What temperature does tobacco cure at?

Properly cured tobacco requires mean daily temperatures of 65 to 85° F, mean daily relative humidity of 65 to 70%, and a minimum airflow of 15 ft/min (0.17 mph).

How do you cure flue of tobacco?

Tobacco curing

  1. Virginia tobacco is flue-cured, which means that the leaves are hung into curing barns, where heated air is generated to dry the leaves.
  2. Burley tobacco is air-cured by hanging the leaves in well-ventilated barns, and the tobacco is allowed to dry over a period between four to eight weeks.

How long does it take to flue cure tobacco?

five to eight days
… flue-curing process typically takes from five to eight days and involves three sequential steps of yellowing, leaf drying, and stem drying (23). Figure 1 graphically depicts a typical flue-curing schedule in terms of relative humidity and wet/dry bulb temperatures.

What are the stages in curing tobacco leaves?

The common tobacco curing process can be divided to three stages: the yellowing stage, the color fixing stage and the stem drying stage.

How long does tobacco take to cure?

Air-cured tobacco is hung in well-ventilated barns and allowed to dry over a period of four to eight weeks. Air-cured tobacco is low in sugar, which gives the tobacco smoke a light, sweet flavor, and a high nicotine content. Cigar and burley tobaccos are air cured.

How do you Flavour raw tobacco?

Applying our flavors is a very simple process:

  1. After tobacco has dried and cured properly, remove stems and shred tobacco into the size you will use when smoking.
  2. Place a pound of shredded tobacco into a large open tray and start misting the tobacco with the flavoring while stirring the tobacco thoroughly.

How long does it take for tobacco to cure?

How do you process tobacco at home?

It can be done by heaping the tobacco into large piles called pylons that raise the temperature and humidity, or by use of a kiln with a heater and humidifier. Under the raised temperature and humidity, enzymes in the leaf cause it to ferment.

How do you process tobacco leaves at home?

Place plastic wrap over it to hold in moisture. Using distilled water, mist the leaves twice a day to create the humid conditions required. The last step in the curing process is aging the tobacco. Keep your tobacco leaves stored in a humidor with the humidity set between 50% to 65%.

Which bacteria is used for curing of tobacco leaves?

Curing allows for slow oxidation and degradation of the carotenoids present in tobacco leaves. The tobacco is cured by Bacillus megaterium.
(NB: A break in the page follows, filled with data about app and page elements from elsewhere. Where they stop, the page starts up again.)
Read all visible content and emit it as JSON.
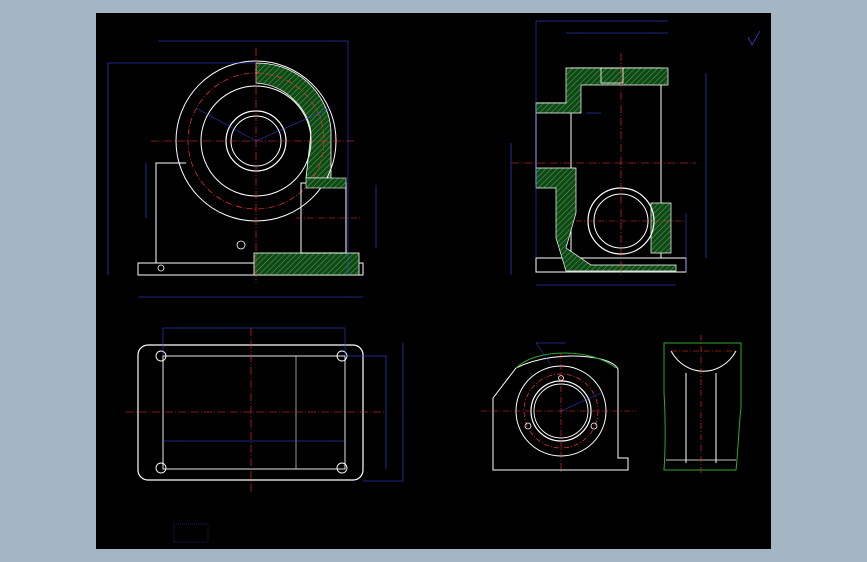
{
  "colors": {
    "background_frame": "#a4b5c4",
    "canvas": "#000000",
    "outline": "#ffffff",
    "centerline": "#ff2020",
    "dimension": "#3b4cff",
    "hatch": "#2ea82e",
    "hatch_fill": "#1f5f1f"
  },
  "drawing": {
    "title_note_lines": [
      "",
      "",
      ""
    ]
  }
}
It is one of the largest known gram-positive bacteria which are spore-producing rod-shaped bacteria.

How do you moisten dry tobacco?

Put all the tobacco in a sealed plastic bag. Add a piece of bread or a half piece for small quantities. Seal the bag and check every few hours for the tobacco to moisten. The tobacco will become very moist if left overnight.
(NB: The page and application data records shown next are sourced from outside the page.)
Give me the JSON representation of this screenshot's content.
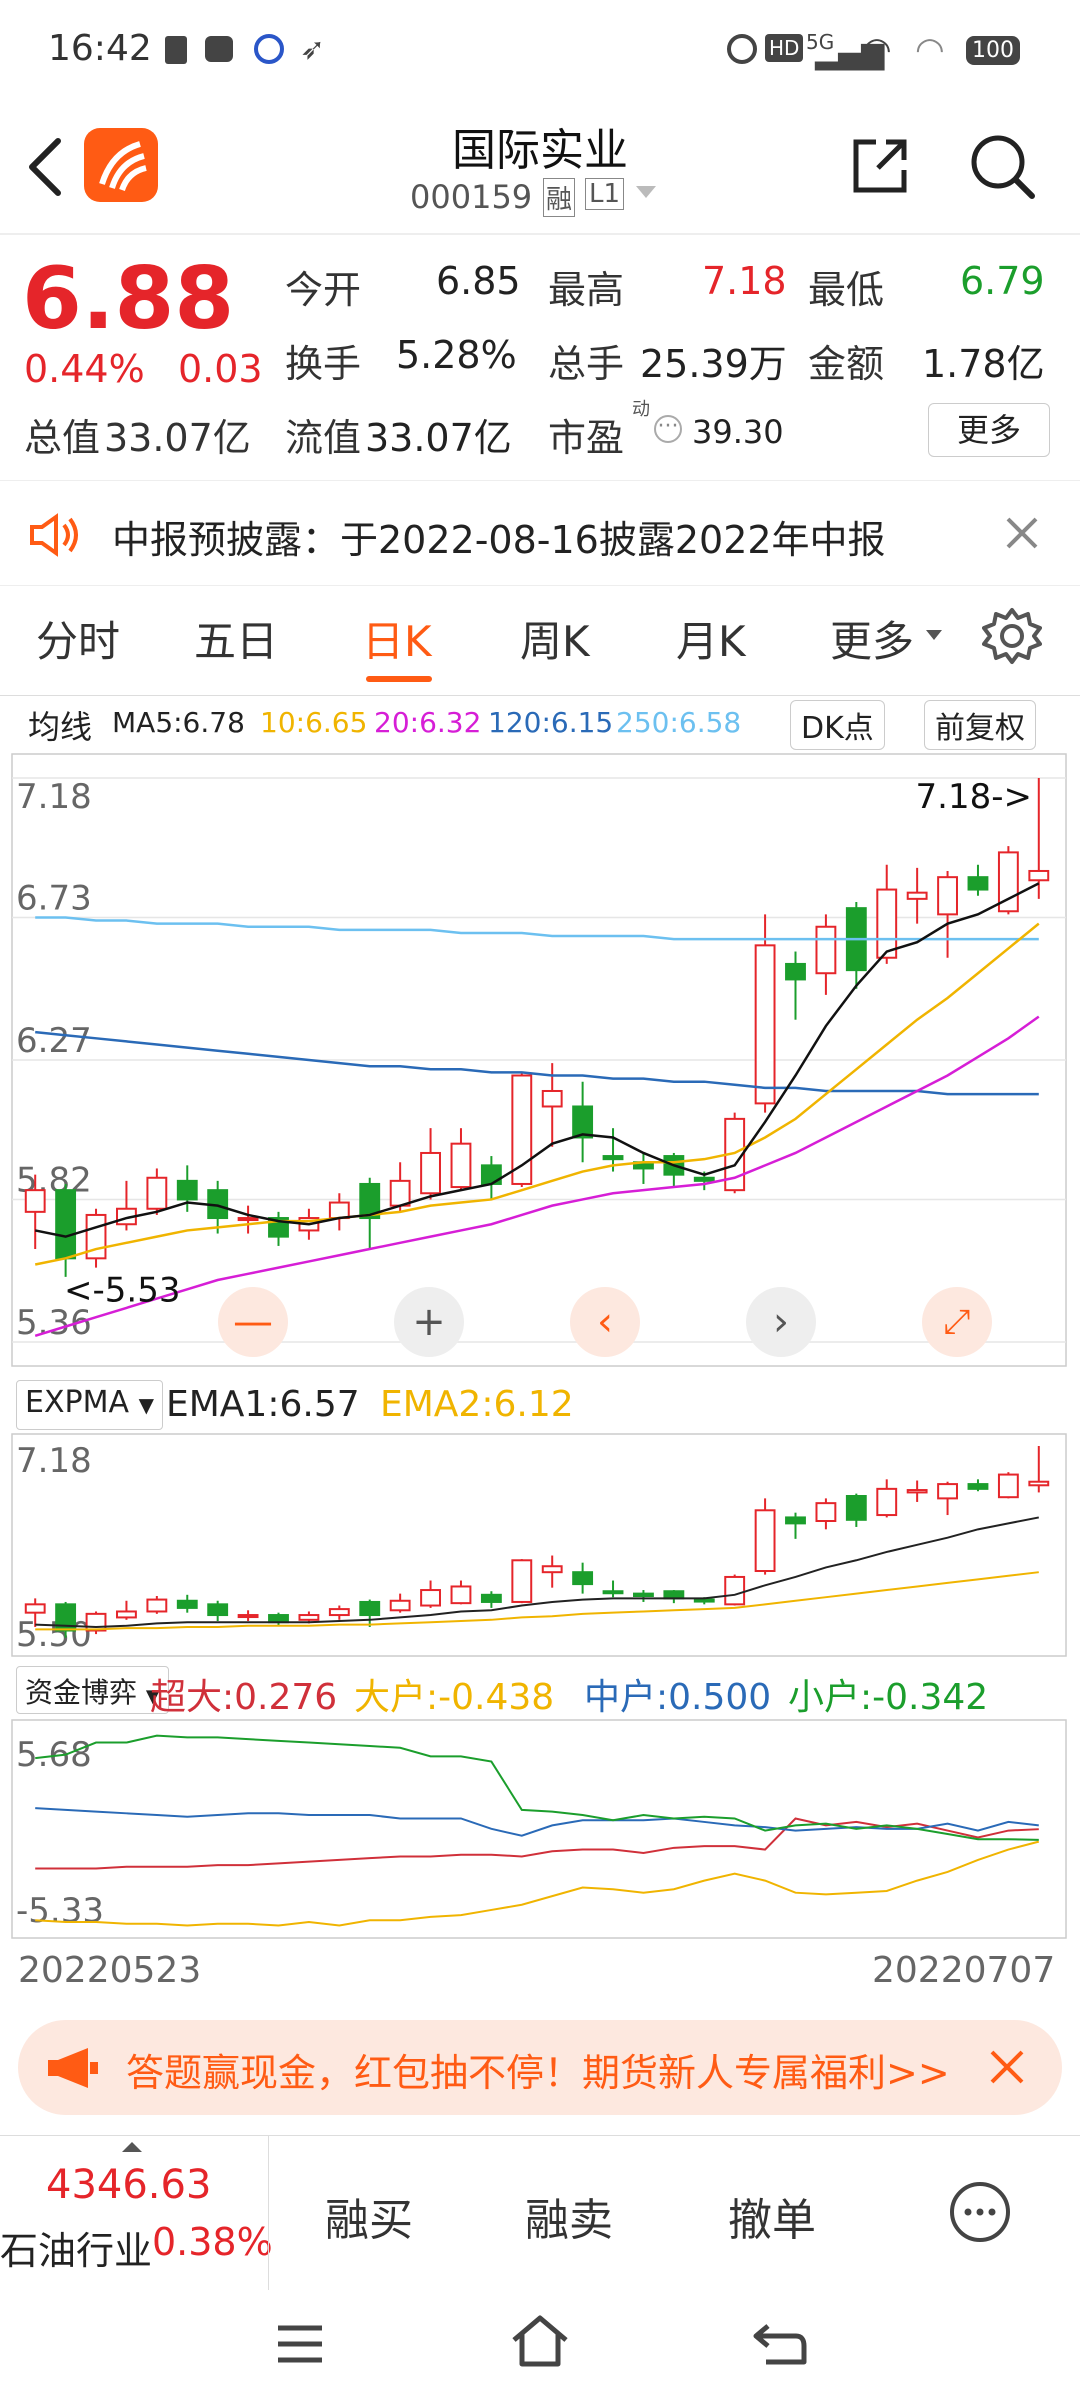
{
  "status_bar": {
    "time": "16:42",
    "network": "5G",
    "battery": "100"
  },
  "header": {
    "title": "国际实业",
    "code": "000159",
    "tag_rong": "融",
    "tag_level": "L1"
  },
  "quote": {
    "price": "6.88",
    "change_pct": "0.44%",
    "change": "0.03",
    "open_label": "今开",
    "open": "6.85",
    "high_label": "最高",
    "high": "7.18",
    "low_label": "最低",
    "low": "6.79",
    "turnover_label": "换手",
    "turnover": "5.28%",
    "volume_label": "总手",
    "volume": "25.39万",
    "amount_label": "金额",
    "amount": "1.78亿",
    "mktcap_label": "总值",
    "mktcap": "33.07亿",
    "float_label": "流值",
    "float": "33.07亿",
    "pe_label": "市盈",
    "pe_sup": "动",
    "pe": "39.30",
    "more_label": "更多"
  },
  "notice": {
    "text": "中报预披露：于2022-08-16披露2022年中报"
  },
  "tabs": [
    "分时",
    "五日",
    "日K",
    "周K",
    "月K",
    "更多"
  ],
  "ma_bar": {
    "label": "均线",
    "ma5": "MA5:6.78",
    "ma10": "10:6.65",
    "ma20": "20:6.32",
    "ma120": "120:6.15",
    "ma250": "250:6.58",
    "dk_label": "DK点",
    "adjust_label": "前复权"
  },
  "colors": {
    "up": "#e5252a",
    "down": "#1b9e2c",
    "accent": "#ff5b14",
    "ma5": "#111111",
    "ma10": "#f0b400",
    "ma20": "#d61ed6",
    "ma120": "#2a6ab7",
    "ma250": "#6cc0f0"
  },
  "chart_data": [
    {
      "type": "candlestick",
      "title": "日K",
      "x_start": "20220523",
      "x_end": "20220707",
      "ylim": [
        5.36,
        7.18
      ],
      "y_ticks": [
        "7.18",
        "6.73",
        "6.27",
        "5.82",
        "5.36"
      ],
      "max_marker": "7.18->",
      "min_marker": "5.53",
      "candles": [
        [
          5.78,
          5.85,
          5.9,
          5.66
        ],
        [
          5.85,
          5.63,
          5.87,
          5.57
        ],
        [
          5.63,
          5.77,
          5.79,
          5.6
        ],
        [
          5.74,
          5.79,
          5.88,
          5.72
        ],
        [
          5.79,
          5.89,
          5.92,
          5.77
        ],
        [
          5.88,
          5.82,
          5.93,
          5.78
        ],
        [
          5.85,
          5.76,
          5.88,
          5.71
        ],
        [
          5.76,
          5.76,
          5.8,
          5.71
        ],
        [
          5.76,
          5.7,
          5.78,
          5.67
        ],
        [
          5.72,
          5.76,
          5.79,
          5.69
        ],
        [
          5.76,
          5.81,
          5.84,
          5.72
        ],
        [
          5.87,
          5.76,
          5.89,
          5.66
        ],
        [
          5.8,
          5.88,
          5.94,
          5.78
        ],
        [
          5.84,
          5.97,
          6.05,
          5.82
        ],
        [
          5.86,
          6.0,
          6.05,
          5.85
        ],
        [
          5.93,
          5.87,
          5.96,
          5.82
        ],
        [
          5.87,
          6.22,
          6.23,
          5.86
        ],
        [
          6.12,
          6.17,
          6.26,
          5.99
        ],
        [
          6.12,
          6.02,
          6.2,
          5.94
        ],
        [
          5.96,
          5.95,
          6.05,
          5.91
        ],
        [
          5.94,
          5.92,
          5.97,
          5.87
        ],
        [
          5.96,
          5.9,
          5.97,
          5.86
        ],
        [
          5.89,
          5.88,
          5.91,
          5.85
        ],
        [
          5.85,
          6.08,
          6.1,
          5.84
        ],
        [
          6.13,
          6.64,
          6.74,
          6.1
        ],
        [
          6.58,
          6.53,
          6.62,
          6.4
        ],
        [
          6.55,
          6.7,
          6.74,
          6.48
        ],
        [
          6.76,
          6.56,
          6.78,
          6.5
        ],
        [
          6.6,
          6.82,
          6.9,
          6.58
        ],
        [
          6.79,
          6.81,
          6.89,
          6.71
        ],
        [
          6.74,
          6.86,
          6.88,
          6.6
        ],
        [
          6.86,
          6.82,
          6.9,
          6.8
        ],
        [
          6.75,
          6.94,
          6.96,
          6.74
        ],
        [
          6.85,
          6.88,
          7.18,
          6.79
        ]
      ],
      "ma5": [
        5.72,
        5.7,
        5.73,
        5.76,
        5.78,
        5.81,
        5.8,
        5.77,
        5.75,
        5.74,
        5.76,
        5.77,
        5.8,
        5.83,
        5.85,
        5.87,
        5.93,
        6.0,
        6.03,
        6.02,
        5.97,
        5.93,
        5.9,
        5.93,
        6.07,
        6.22,
        6.38,
        6.51,
        6.62,
        6.65,
        6.71,
        6.74,
        6.79,
        6.84
      ],
      "ma10": [
        5.61,
        5.63,
        5.66,
        5.68,
        5.7,
        5.72,
        5.73,
        5.74,
        5.75,
        5.75,
        5.76,
        5.77,
        5.78,
        5.8,
        5.81,
        5.82,
        5.85,
        5.88,
        5.91,
        5.93,
        5.94,
        5.94,
        5.95,
        5.97,
        6.02,
        6.08,
        6.16,
        6.24,
        6.32,
        6.4,
        6.47,
        6.55,
        6.63,
        6.71
      ],
      "ma20": [
        5.38,
        5.41,
        5.44,
        5.47,
        5.5,
        5.53,
        5.56,
        5.58,
        5.6,
        5.62,
        5.64,
        5.66,
        5.68,
        5.7,
        5.72,
        5.74,
        5.77,
        5.8,
        5.82,
        5.84,
        5.85,
        5.86,
        5.87,
        5.89,
        5.93,
        5.97,
        6.02,
        6.07,
        6.12,
        6.17,
        6.22,
        6.28,
        6.34,
        6.41
      ],
      "ma120": [
        6.36,
        6.35,
        6.34,
        6.33,
        6.32,
        6.31,
        6.3,
        6.29,
        6.28,
        6.27,
        6.26,
        6.25,
        6.25,
        6.24,
        6.24,
        6.23,
        6.23,
        6.22,
        6.22,
        6.21,
        6.21,
        6.2,
        6.2,
        6.19,
        6.18,
        6.18,
        6.17,
        6.17,
        6.17,
        6.17,
        6.16,
        6.16,
        6.16,
        6.16
      ],
      "ma250": [
        6.73,
        6.73,
        6.72,
        6.72,
        6.71,
        6.71,
        6.71,
        6.7,
        6.7,
        6.7,
        6.69,
        6.69,
        6.69,
        6.69,
        6.68,
        6.68,
        6.68,
        6.67,
        6.67,
        6.67,
        6.67,
        6.66,
        6.66,
        6.66,
        6.66,
        6.66,
        6.66,
        6.66,
        6.66,
        6.66,
        6.66,
        6.66,
        6.66,
        6.66
      ]
    },
    {
      "type": "candlestick",
      "title": "EXPMA",
      "ylim": [
        5.5,
        7.18
      ],
      "y_ticks": [
        "7.18",
        "5.50"
      ],
      "ema1_label": "EMA1:6.57",
      "ema2_label": "EMA2:6.12",
      "ema1": [
        5.68,
        5.67,
        5.66,
        5.67,
        5.69,
        5.7,
        5.7,
        5.7,
        5.7,
        5.7,
        5.71,
        5.72,
        5.74,
        5.76,
        5.79,
        5.8,
        5.84,
        5.87,
        5.89,
        5.9,
        5.9,
        5.9,
        5.9,
        5.93,
        6.01,
        6.08,
        6.16,
        6.22,
        6.29,
        6.35,
        6.41,
        6.48,
        6.53,
        6.58
      ],
      "ema2": [
        5.64,
        5.64,
        5.64,
        5.65,
        5.65,
        5.66,
        5.66,
        5.67,
        5.67,
        5.67,
        5.68,
        5.68,
        5.69,
        5.7,
        5.71,
        5.72,
        5.74,
        5.75,
        5.77,
        5.78,
        5.79,
        5.8,
        5.81,
        5.82,
        5.85,
        5.88,
        5.91,
        5.94,
        5.97,
        6.0,
        6.03,
        6.06,
        6.09,
        6.12
      ]
    },
    {
      "type": "line",
      "title": "资金博弈",
      "ylim": [
        -5.33,
        5.68
      ],
      "y_ticks": [
        "5.68",
        "-5.33"
      ],
      "x": [
        "20220523",
        "20220707"
      ],
      "series": [
        {
          "name": "超大",
          "label": "超大:0.276",
          "color": "#d0303a",
          "values": [
            -2.0,
            -2.0,
            -2.0,
            -1.9,
            -1.9,
            -1.9,
            -1.8,
            -1.8,
            -1.7,
            -1.6,
            -1.5,
            -1.4,
            -1.3,
            -1.3,
            -1.2,
            -1.2,
            -1.3,
            -1.0,
            -0.9,
            -0.9,
            -1.1,
            -0.8,
            -0.7,
            -0.7,
            -0.9,
            0.9,
            0.5,
            0.7,
            0.4,
            0.6,
            0.2,
            -0.2,
            0.2,
            0.28
          ]
        },
        {
          "name": "大户",
          "label": "大户:-0.438",
          "color": "#f0b400",
          "values": [
            -5.0,
            -5.1,
            -5.1,
            -5.2,
            -5.2,
            -5.3,
            -5.2,
            -5.2,
            -5.3,
            -5.1,
            -5.3,
            -5.0,
            -5.0,
            -4.8,
            -4.7,
            -4.4,
            -4.1,
            -3.6,
            -3.1,
            -3.2,
            -3.4,
            -3.2,
            -2.7,
            -2.3,
            -2.7,
            -3.4,
            -3.5,
            -3.4,
            -3.3,
            -2.7,
            -2.2,
            -1.5,
            -0.9,
            -0.44
          ]
        },
        {
          "name": "中户",
          "label": "中户:0.500",
          "color": "#2a6ab7",
          "values": [
            1.5,
            1.4,
            1.3,
            1.2,
            1.1,
            1.0,
            1.1,
            1.2,
            1.2,
            1.1,
            1.1,
            1.1,
            0.9,
            0.9,
            0.9,
            0.3,
            -0.1,
            0.5,
            0.8,
            0.8,
            0.8,
            0.9,
            0.7,
            0.5,
            0.4,
            0.2,
            0.3,
            0.4,
            0.3,
            0.3,
            0.6,
            0.2,
            0.7,
            0.5
          ]
        },
        {
          "name": "小户",
          "label": "小户:-0.342",
          "color": "#1b9e2c",
          "values": [
            4.4,
            4.6,
            5.3,
            5.3,
            5.7,
            5.6,
            5.6,
            5.5,
            5.4,
            5.3,
            5.2,
            5.1,
            5.0,
            4.5,
            4.5,
            4.2,
            1.4,
            1.3,
            1.1,
            0.8,
            1.1,
            0.9,
            1.0,
            0.9,
            0.2,
            0.5,
            0.6,
            0.3,
            0.5,
            0.3,
            0.0,
            -0.3,
            -0.3,
            -0.34
          ]
        }
      ]
    }
  ],
  "expma_select": "EXPMA",
  "flow_select": "资金博弈",
  "date_start": "20220523",
  "date_end": "20220707",
  "ad": {
    "text": "答题赢现金，红包抽不停！期货新人专属福利>>"
  },
  "bottom": {
    "index_value": "4346.63",
    "industry": "石油行业",
    "industry_pct": "0.38%",
    "buy": "融买",
    "sell": "融卖",
    "cancel": "撤单"
  }
}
Where does flue cured tobacco come from in Virginia?

Deeply rooted in the red clay of Southern Virginia’s agricultural farming communities where families have grown tobacco for generations, Total Leaf Supply’s flue-cured tobacco is naturally grown and made in closely-regulated curing barns that slowly heat and then age the tobacco.

How does a flue curing barn work for tobacco?
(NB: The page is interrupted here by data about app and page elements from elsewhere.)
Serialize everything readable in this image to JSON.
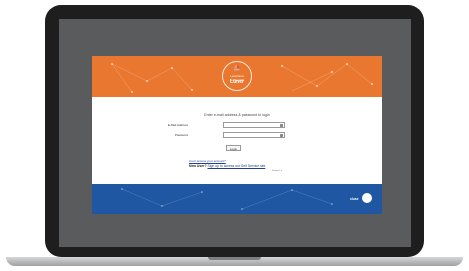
{
  "logo": {
    "mark": "⛵",
    "org_line": "Leuphana Universität",
    "name": "Lüner"
  },
  "login": {
    "prompt": "Enter e-mail address & password to login",
    "email_label": "E-Mail Address",
    "password_label": "Password",
    "login_button": "Login",
    "forgot_link": "Can't access your account?",
    "new_user_lead": "New User?",
    "new_user_link": "Sign up to access our Self Service site",
    "small_note": "Version 1.0"
  },
  "footer_brand": {
    "text": "sluse"
  },
  "colors": {
    "orange": "#e9772f",
    "blue": "#1f57a3",
    "laptop_body": "#1e1e1f",
    "bezel": "#5a5b5c"
  }
}
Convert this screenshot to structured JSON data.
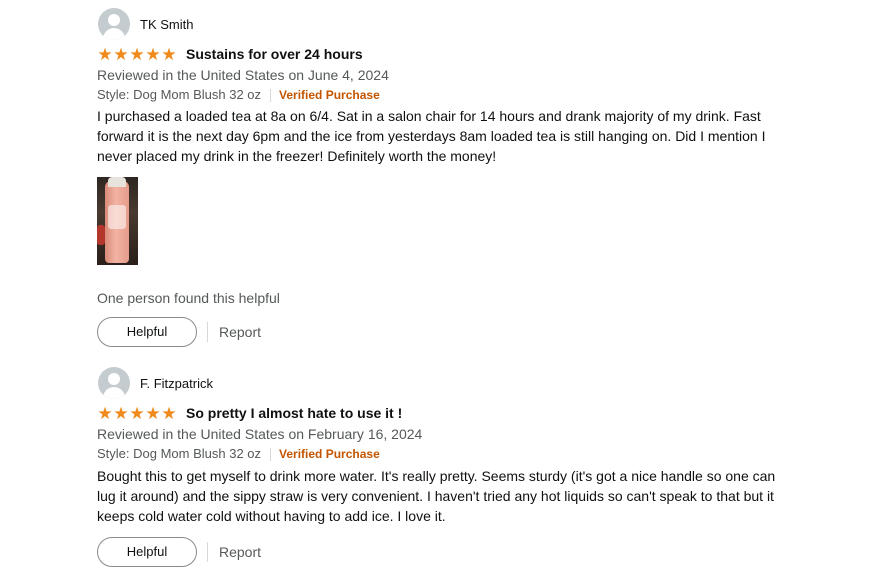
{
  "reviews": [
    {
      "author": "TK Smith",
      "rating": 5,
      "title": "Sustains for over 24 hours",
      "reviewed_in": "Reviewed in the United States on June 4, 2024",
      "style": "Style: Dog Mom Blush 32 oz",
      "verified": "Verified Purchase",
      "body": "I purchased a loaded tea at 8a on 6/4. Sat in a salon chair for 14 hours and drank majority of my drink. Fast forward it is the next day 6pm and the ice from yesterdays 8am loaded tea is still hanging on. Did I mention I never placed my drink in the freezer! Definitely worth the money!",
      "helpful_count": "One person found this helpful",
      "helpful_label": "Helpful",
      "report_label": "Report"
    },
    {
      "author": "F. Fitzpatrick",
      "rating": 5,
      "title": "So pretty I almost hate to use it !",
      "reviewed_in": "Reviewed in the United States on February 16, 2024",
      "style": "Style: Dog Mom Blush 32 oz",
      "verified": "Verified Purchase",
      "body": "Bought this to get myself to drink more water. It's really pretty. Seems sturdy (it's got a nice handle so one can lug it around) and the sippy straw is very convenient. I haven't tried any hot liquids so can't speak to that but it keeps cold water cold without having to add ice. I love it.",
      "helpful_label": "Helpful",
      "report_label": "Report"
    }
  ],
  "colors": {
    "star": "#f08a1c",
    "verified": "#c45500",
    "muted_text": "#565959",
    "text": "#0f1111"
  },
  "icons": {
    "avatar": "default-profile-avatar-icon",
    "star": "star-icon"
  }
}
Flue-curing barns contained a chimney-like flue with an externally-fed tinder box that allows the tobacco to dry out slowly without exposure to smoke.

How long does it take for flue cured tobacco to dry?

Once the tobacco is dried, it is removed from the flue-curing barn and baled. A 650 to 850-lb tobacco bale will contain approximately 14% moisture by the time the baling process is finished. The whole process takes approximately 7-8 days. Rich in natural tannins which creates its distinct mild and slightly sweet flavor and aroma

What are the different types of flue cured tobacco?

What is Flue Cured Tobacco? There are three types of tobacco curing methods traditionally used: Air-Cured, Fire-Cured, and Flue-Cured. Each of the different curing methods results in a tobacco product that is distinguishable by both its nicotine content and its aroma.